WHAT NEEDS TO BE DONE. Where the records below show the word "icon" in a line, please copy that line.

Excerpts from a dataset.
= = = =

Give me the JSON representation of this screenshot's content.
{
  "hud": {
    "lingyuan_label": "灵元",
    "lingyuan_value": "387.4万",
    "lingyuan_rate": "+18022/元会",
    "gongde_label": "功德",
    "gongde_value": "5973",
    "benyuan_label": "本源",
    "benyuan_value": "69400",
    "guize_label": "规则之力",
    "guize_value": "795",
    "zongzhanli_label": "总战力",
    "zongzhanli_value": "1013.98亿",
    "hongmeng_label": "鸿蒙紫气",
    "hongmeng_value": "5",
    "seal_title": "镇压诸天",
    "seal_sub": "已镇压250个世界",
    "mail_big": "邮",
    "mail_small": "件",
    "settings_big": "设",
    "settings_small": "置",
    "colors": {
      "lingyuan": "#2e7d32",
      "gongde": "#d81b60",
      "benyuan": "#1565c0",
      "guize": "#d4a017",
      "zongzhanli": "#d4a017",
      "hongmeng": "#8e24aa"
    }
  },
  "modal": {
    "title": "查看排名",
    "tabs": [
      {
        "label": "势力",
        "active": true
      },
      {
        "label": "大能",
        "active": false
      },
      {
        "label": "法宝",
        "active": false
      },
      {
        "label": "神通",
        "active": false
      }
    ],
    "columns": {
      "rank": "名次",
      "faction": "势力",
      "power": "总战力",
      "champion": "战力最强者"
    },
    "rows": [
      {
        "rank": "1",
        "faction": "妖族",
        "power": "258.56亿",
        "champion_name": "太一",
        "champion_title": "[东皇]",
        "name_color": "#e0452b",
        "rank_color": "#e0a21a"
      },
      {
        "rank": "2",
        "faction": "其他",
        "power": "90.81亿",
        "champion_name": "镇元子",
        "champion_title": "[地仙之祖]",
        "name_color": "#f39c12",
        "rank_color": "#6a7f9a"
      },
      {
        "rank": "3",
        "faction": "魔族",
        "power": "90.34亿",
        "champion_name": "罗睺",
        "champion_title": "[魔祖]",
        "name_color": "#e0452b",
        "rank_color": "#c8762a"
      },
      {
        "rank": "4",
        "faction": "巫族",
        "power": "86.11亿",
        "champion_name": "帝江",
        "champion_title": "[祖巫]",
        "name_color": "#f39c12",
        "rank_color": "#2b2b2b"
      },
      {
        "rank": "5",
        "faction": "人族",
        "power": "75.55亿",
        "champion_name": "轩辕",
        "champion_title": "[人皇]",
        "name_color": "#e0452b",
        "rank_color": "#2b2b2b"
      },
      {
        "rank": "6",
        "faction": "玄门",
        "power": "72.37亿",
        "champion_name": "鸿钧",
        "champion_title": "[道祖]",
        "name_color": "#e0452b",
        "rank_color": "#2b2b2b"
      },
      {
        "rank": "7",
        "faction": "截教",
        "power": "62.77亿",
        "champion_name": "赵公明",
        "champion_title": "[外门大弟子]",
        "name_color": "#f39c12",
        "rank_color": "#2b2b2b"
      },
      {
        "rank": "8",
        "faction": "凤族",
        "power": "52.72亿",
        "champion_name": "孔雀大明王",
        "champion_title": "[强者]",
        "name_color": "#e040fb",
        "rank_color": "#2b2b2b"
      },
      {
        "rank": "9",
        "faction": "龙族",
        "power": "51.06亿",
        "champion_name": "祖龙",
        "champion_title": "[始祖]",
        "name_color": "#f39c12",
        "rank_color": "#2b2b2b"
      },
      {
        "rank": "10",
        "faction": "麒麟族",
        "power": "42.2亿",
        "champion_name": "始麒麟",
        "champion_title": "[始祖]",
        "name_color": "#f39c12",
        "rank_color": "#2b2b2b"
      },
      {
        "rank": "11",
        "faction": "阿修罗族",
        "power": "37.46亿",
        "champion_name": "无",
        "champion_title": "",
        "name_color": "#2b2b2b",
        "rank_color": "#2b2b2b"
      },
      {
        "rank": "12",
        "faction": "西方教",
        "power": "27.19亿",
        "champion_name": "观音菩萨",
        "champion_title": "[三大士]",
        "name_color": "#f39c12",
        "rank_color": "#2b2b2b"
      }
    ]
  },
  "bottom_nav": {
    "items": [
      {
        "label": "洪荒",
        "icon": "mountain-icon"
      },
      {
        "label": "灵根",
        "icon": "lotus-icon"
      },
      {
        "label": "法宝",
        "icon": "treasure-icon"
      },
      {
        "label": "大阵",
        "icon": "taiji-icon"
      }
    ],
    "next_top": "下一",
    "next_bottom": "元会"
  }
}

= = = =

WRITTEN RESPONSE.
        "icon": "mountain-icon"
        "icon": "lotus-icon"
        "icon": "treasure-icon"
        "icon": "taiji-icon"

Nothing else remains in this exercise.